__Required action__: Skip the images and copy each record exactly as written.

__Material shown__:
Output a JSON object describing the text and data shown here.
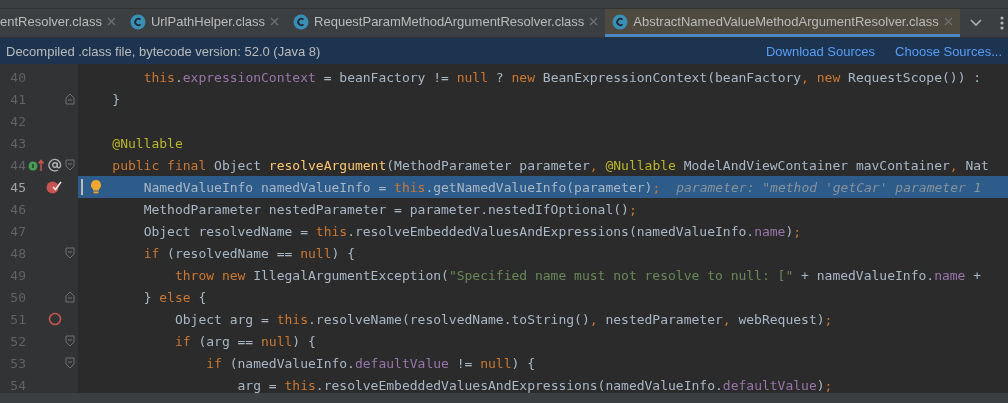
{
  "tabs": [
    {
      "label": "entResolver.class",
      "selected": false
    },
    {
      "label": "UrlPathHelper.class",
      "selected": false
    },
    {
      "label": "RequestParamMethodArgumentResolver.class",
      "selected": false
    },
    {
      "label": "AbstractNamedValueMethodArgumentResolver.class",
      "selected": true
    }
  ],
  "banner": {
    "message": "Decompiled .class file, bytecode version: 52.0 (Java 8)",
    "links": [
      "Download Sources",
      "Choose Sources..."
    ]
  },
  "lines": [
    {
      "number": "40",
      "segments": [
        {
          "kind": "keyword",
          "text": "        this"
        },
        {
          "kind": "plain",
          "text": "."
        },
        {
          "kind": "field",
          "text": "expressionContext"
        },
        {
          "kind": "plain",
          "text": " = beanFactory != "
        },
        {
          "kind": "keyword",
          "text": "null"
        },
        {
          "kind": "plain",
          "text": " ? "
        },
        {
          "kind": "keyword",
          "text": "new"
        },
        {
          "kind": "plain",
          "text": " BeanExpressionContext(beanFactory"
        },
        {
          "kind": "keyword",
          "text": ", new"
        },
        {
          "kind": "plain",
          "text": " RequestScope()) :"
        }
      ]
    },
    {
      "number": "41",
      "fold_end": true,
      "segments": [
        {
          "kind": "plain",
          "text": "    }"
        }
      ]
    },
    {
      "number": "42"
    },
    {
      "number": "43",
      "segments": [
        {
          "kind": "annotation",
          "text": "    @Nullable"
        }
      ]
    },
    {
      "number": "44",
      "fold_start": true,
      "implements_marker": true,
      "segments": [
        {
          "kind": "keyword",
          "text": "    public final "
        },
        {
          "kind": "plain",
          "text": "Object "
        },
        {
          "kind": "method",
          "text": "resolveArgument"
        },
        {
          "kind": "plain",
          "text": "(MethodParameter parameter"
        },
        {
          "kind": "keyword",
          "text": ", "
        },
        {
          "kind": "annotation",
          "text": "@Nullable"
        },
        {
          "kind": "plain",
          "text": " ModelAndViewContainer mavContainer"
        },
        {
          "kind": "keyword",
          "text": ", "
        },
        {
          "kind": "plain",
          "text": "Nat"
        }
      ]
    },
    {
      "number": "45",
      "current": true,
      "breakpoint": true,
      "stopped": true,
      "hint": "parameter: \"method 'getCar' parameter 1",
      "segments": [
        {
          "kind": "plain",
          "text": "        NamedValueInfo namedValueInfo = "
        },
        {
          "kind": "keyword",
          "text": "this"
        },
        {
          "kind": "plain",
          "text": ".getNamedValueInfo(parameter)"
        },
        {
          "kind": "keyword",
          "text": ";"
        }
      ]
    },
    {
      "number": "46",
      "segments": [
        {
          "kind": "plain",
          "text": "        MethodParameter nestedParameter = parameter.nestedIfOptional()"
        },
        {
          "kind": "keyword",
          "text": ";"
        }
      ]
    },
    {
      "number": "47",
      "segments": [
        {
          "kind": "plain",
          "text": "        Object resolvedName = "
        },
        {
          "kind": "keyword",
          "text": "this"
        },
        {
          "kind": "plain",
          "text": ".resolveEmbeddedValuesAndExpressions(namedValueInfo."
        },
        {
          "kind": "field",
          "text": "name"
        },
        {
          "kind": "plain",
          "text": ")"
        },
        {
          "kind": "keyword",
          "text": ";"
        }
      ]
    },
    {
      "number": "48",
      "fold_start": true,
      "segments": [
        {
          "kind": "keyword",
          "text": "        if "
        },
        {
          "kind": "plain",
          "text": "(resolvedName == "
        },
        {
          "kind": "keyword",
          "text": "null"
        },
        {
          "kind": "plain",
          "text": ") {"
        }
      ]
    },
    {
      "number": "49",
      "segments": [
        {
          "kind": "keyword",
          "text": "            throw new "
        },
        {
          "kind": "plain",
          "text": "IllegalArgumentException("
        },
        {
          "kind": "string",
          "text": "\"Specified name must not resolve to null: [\""
        },
        {
          "kind": "plain",
          "text": " + namedValueInfo."
        },
        {
          "kind": "field",
          "text": "name"
        },
        {
          "kind": "plain",
          "text": " +"
        }
      ]
    },
    {
      "number": "50",
      "fold_end": true,
      "segments": [
        {
          "kind": "plain",
          "text": "        } "
        },
        {
          "kind": "keyword",
          "text": "else "
        },
        {
          "kind": "plain",
          "text": "{"
        }
      ]
    },
    {
      "number": "51",
      "breakpoint": true,
      "stopped": false,
      "segments": [
        {
          "kind": "plain",
          "text": "            Object arg = "
        },
        {
          "kind": "keyword",
          "text": "this"
        },
        {
          "kind": "plain",
          "text": ".resolveName(resolvedName.toString()"
        },
        {
          "kind": "keyword",
          "text": ", "
        },
        {
          "kind": "plain",
          "text": "nestedParameter"
        },
        {
          "kind": "keyword",
          "text": ", "
        },
        {
          "kind": "plain",
          "text": "webRequest)"
        },
        {
          "kind": "keyword",
          "text": ";"
        }
      ]
    },
    {
      "number": "52",
      "fold_start": true,
      "segments": [
        {
          "kind": "keyword",
          "text": "            if "
        },
        {
          "kind": "plain",
          "text": "(arg == "
        },
        {
          "kind": "keyword",
          "text": "null"
        },
        {
          "kind": "plain",
          "text": ") {"
        }
      ]
    },
    {
      "number": "53",
      "fold_start": true,
      "segments": [
        {
          "kind": "keyword",
          "text": "                if "
        },
        {
          "kind": "plain",
          "text": "(namedValueInfo."
        },
        {
          "kind": "field",
          "text": "defaultValue"
        },
        {
          "kind": "plain",
          "text": " != "
        },
        {
          "kind": "keyword",
          "text": "null"
        },
        {
          "kind": "plain",
          "text": ") {"
        }
      ]
    },
    {
      "number": "54",
      "segments": [
        {
          "kind": "plain",
          "text": "                    arg = "
        },
        {
          "kind": "keyword",
          "text": "this"
        },
        {
          "kind": "plain",
          "text": ".resolveEmbeddedValuesAndExpressions(namedValueInfo."
        },
        {
          "kind": "field",
          "text": "defaultValue"
        },
        {
          "kind": "plain",
          "text": ")"
        },
        {
          "kind": "keyword",
          "text": ";"
        }
      ]
    }
  ]
}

__Answer space__:
Output a JSON object describing the text and data shown here.
{
  "tabs": [
    {
      "label": "entResolver.class",
      "selected": false
    },
    {
      "label": "UrlPathHelper.class",
      "selected": false
    },
    {
      "label": "RequestParamMethodArgumentResolver.class",
      "selected": false
    },
    {
      "label": "AbstractNamedValueMethodArgumentResolver.class",
      "selected": true
    }
  ],
  "banner": {
    "message": "Decompiled .class file, bytecode version: 52.0 (Java 8)",
    "links": [
      "Download Sources",
      "Choose Sources..."
    ]
  },
  "lines": [
    {
      "number": "40",
      "segments": [
        {
          "kind": "keyword",
          "text": "        this"
        },
        {
          "kind": "plain",
          "text": "."
        },
        {
          "kind": "field",
          "text": "expressionContext"
        },
        {
          "kind": "plain",
          "text": " = beanFactory != "
        },
        {
          "kind": "keyword",
          "text": "null"
        },
        {
          "kind": "plain",
          "text": " ? "
        },
        {
          "kind": "keyword",
          "text": "new"
        },
        {
          "kind": "plain",
          "text": " BeanExpressionContext(beanFactory"
        },
        {
          "kind": "keyword",
          "text": ", new"
        },
        {
          "kind": "plain",
          "text": " RequestScope()) :"
        }
      ]
    },
    {
      "number": "41",
      "fold_end": true,
      "segments": [
        {
          "kind": "plain",
          "text": "    }"
        }
      ]
    },
    {
      "number": "42"
    },
    {
      "number": "43",
      "segments": [
        {
          "kind": "annotation",
          "text": "    @Nullable"
        }
      ]
    },
    {
      "number": "44",
      "fold_start": true,
      "implements_marker": true,
      "segments": [
        {
          "kind": "keyword",
          "text": "    public final "
        },
        {
          "kind": "plain",
          "text": "Object "
        },
        {
          "kind": "method",
          "text": "resolveArgument"
        },
        {
          "kind": "plain",
          "text": "(MethodParameter parameter"
        },
        {
          "kind": "keyword",
          "text": ", "
        },
        {
          "kind": "annotation",
          "text": "@Nullable"
        },
        {
          "kind": "plain",
          "text": " ModelAndViewContainer mavContainer"
        },
        {
          "kind": "keyword",
          "text": ", "
        },
        {
          "kind": "plain",
          "text": "Nat"
        }
      ]
    },
    {
      "number": "45",
      "current": true,
      "breakpoint": true,
      "stopped": true,
      "hint": "parameter: \"method 'getCar' parameter 1",
      "segments": [
        {
          "kind": "plain",
          "text": "        NamedValueInfo namedValueInfo = "
        },
        {
          "kind": "keyword",
          "text": "this"
        },
        {
          "kind": "plain",
          "text": ".getNamedValueInfo(parameter)"
        },
        {
          "kind": "keyword",
          "text": ";"
        }
      ]
    },
    {
      "number": "46",
      "segments": [
        {
          "kind": "plain",
          "text": "        MethodParameter nestedParameter = parameter.nestedIfOptional()"
        },
        {
          "kind": "keyword",
          "text": ";"
        }
      ]
    },
    {
      "number": "47",
      "segments": [
        {
          "kind": "plain",
          "text": "        Object resolvedName = "
        },
        {
          "kind": "keyword",
          "text": "this"
        },
        {
          "kind": "plain",
          "text": ".resolveEmbeddedValuesAndExpressions(namedValueInfo."
        },
        {
          "kind": "field",
          "text": "name"
        },
        {
          "kind": "plain",
          "text": ")"
        },
        {
          "kind": "keyword",
          "text": ";"
        }
      ]
    },
    {
      "number": "48",
      "fold_start": true,
      "segments": [
        {
          "kind": "keyword",
          "text": "        if "
        },
        {
          "kind": "plain",
          "text": "(resolvedName == "
        },
        {
          "kind": "keyword",
          "text": "null"
        },
        {
          "kind": "plain",
          "text": ") {"
        }
      ]
    },
    {
      "number": "49",
      "segments": [
        {
          "kind": "keyword",
          "text": "            throw new "
        },
        {
          "kind": "plain",
          "text": "IllegalArgumentException("
        },
        {
          "kind": "string",
          "text": "\"Specified name must not resolve to null: [\""
        },
        {
          "kind": "plain",
          "text": " + namedValueInfo."
        },
        {
          "kind": "field",
          "text": "name"
        },
        {
          "kind": "plain",
          "text": " +"
        }
      ]
    },
    {
      "number": "50",
      "fold_end": true,
      "segments": [
        {
          "kind": "plain",
          "text": "        } "
        },
        {
          "kind": "keyword",
          "text": "else "
        },
        {
          "kind": "plain",
          "text": "{"
        }
      ]
    },
    {
      "number": "51",
      "breakpoint": true,
      "stopped": false,
      "segments": [
        {
          "kind": "plain",
          "text": "            Object arg = "
        },
        {
          "kind": "keyword",
          "text": "this"
        },
        {
          "kind": "plain",
          "text": ".resolveName(resolvedName.toString()"
        },
        {
          "kind": "keyword",
          "text": ", "
        },
        {
          "kind": "plain",
          "text": "nestedParameter"
        },
        {
          "kind": "keyword",
          "text": ", "
        },
        {
          "kind": "plain",
          "text": "webRequest)"
        },
        {
          "kind": "keyword",
          "text": ";"
        }
      ]
    },
    {
      "number": "52",
      "fold_start": true,
      "segments": [
        {
          "kind": "keyword",
          "text": "            if "
        },
        {
          "kind": "plain",
          "text": "(arg == "
        },
        {
          "kind": "keyword",
          "text": "null"
        },
        {
          "kind": "plain",
          "text": ") {"
        }
      ]
    },
    {
      "number": "53",
      "fold_start": true,
      "segments": [
        {
          "kind": "keyword",
          "text": "                if "
        },
        {
          "kind": "plain",
          "text": "(namedValueInfo."
        },
        {
          "kind": "field",
          "text": "defaultValue"
        },
        {
          "kind": "plain",
          "text": " != "
        },
        {
          "kind": "keyword",
          "text": "null"
        },
        {
          "kind": "plain",
          "text": ") {"
        }
      ]
    },
    {
      "number": "54",
      "segments": [
        {
          "kind": "plain",
          "text": "                    arg = "
        },
        {
          "kind": "keyword",
          "text": "this"
        },
        {
          "kind": "plain",
          "text": ".resolveEmbeddedValuesAndExpressions(namedValueInfo."
        },
        {
          "kind": "field",
          "text": "defaultValue"
        },
        {
          "kind": "plain",
          "text": ")"
        },
        {
          "kind": "keyword",
          "text": ";"
        }
      ]
    }
  ]
}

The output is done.